In what ways do you create intellectual need in your lessons before sharing your lesson objectives? What resonates with you (or irks you) the most about this post? Help us further the conversation.

Find Part Three here.

I find it frustrating that GoMath is referring to an “essential question” that is, by definition, not an essential question. An essential question is open ended, thought provoking, and usually inspires more questions. The question that is listed at the top of page 63 is a thinly veiled version of “guess what the teacher knows”. Essential questions are essential because they matter to students. While I agree that your question about recess is way more interesting than the one at the top of page, I am not convinced that the data matters enough to kids to inspire authentic analysis. While it might be interesting to discuss what my classmates like to do at recess, it doesn’t have a direct impact on my life. If I was a third grader and you told me that we, as a class, we had to choose one competitive game to play at recess for the rest of the year – maybe because there weren’t enough staff to monitor multiple different competitive games – all of a sudden, collecting data matters a lot to me. Why do we need to collect and organize data? Because Johnny wants to play soccer and he is trying to convince everyone to vote for it so we better make sure we count the votes correctly, or maybe because the votes between capture the flag and soccer were so close and only two people voted for kickball – should we vote again, but not give kickball as option? I really appreciate you sharing this post – it pushed my thinking. It prompted me to articulate the difference between an essential question and a…. non-essential question.

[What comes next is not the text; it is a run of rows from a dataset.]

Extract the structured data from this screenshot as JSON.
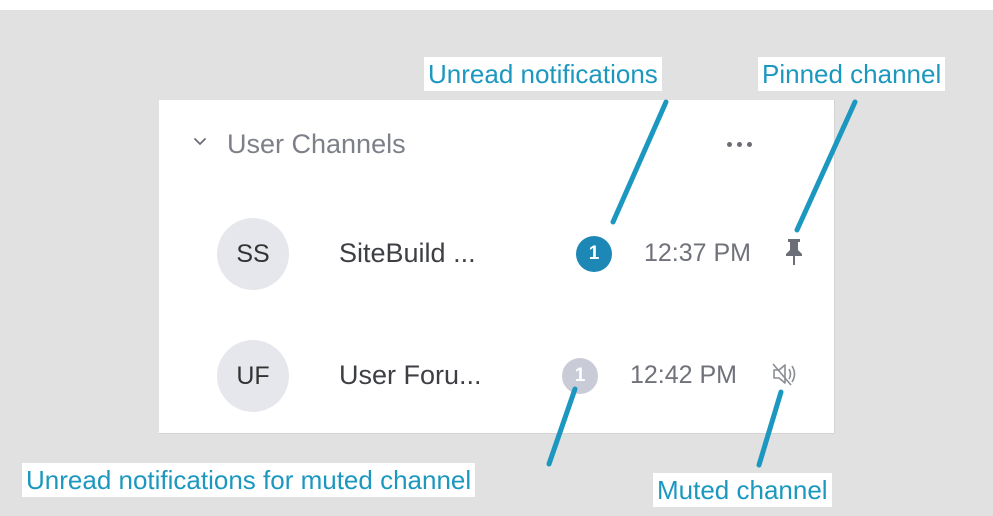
{
  "colors": {
    "callout": "#1c98c0",
    "unread_badge": "#1d87b6",
    "muted_badge": "#c9ccd6",
    "pin_icon": "#6b6e76"
  },
  "section": {
    "title": "User Channels",
    "collapse_icon": "chevron-down-icon",
    "more_icon": "more-horizontal-icon"
  },
  "channels": [
    {
      "initials": "SS",
      "name": "SiteBuild ...",
      "unread_count": "1",
      "time": "12:37 PM",
      "state": "pinned",
      "status_icon": "pin-icon"
    },
    {
      "initials": "UF",
      "name": "User Foru...",
      "unread_count": "1",
      "time": "12:42 PM",
      "state": "muted",
      "status_icon": "muted-speaker-icon"
    }
  ],
  "callouts": {
    "unread_notifications": "Unread notifications",
    "pinned_channel": "Pinned channel",
    "unread_muted": "Unread notifications for muted channel",
    "muted_channel": "Muted channel"
  }
}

Thanks for sharing Sarah! I appreciate the insight. I don’t feel great about the recess question either and we talked for a long time as a team about what that question could be. We wanted to make it more real too, but in the end, we were squished for time and went with that one. I was surprised that the students were engaged as much as they were with it. But you’re right…it’s a low investment question with minimal payout. Thanks for furthering the dialogue!

Enjoying this series. Provoking deep conversations with teachers. Thank you!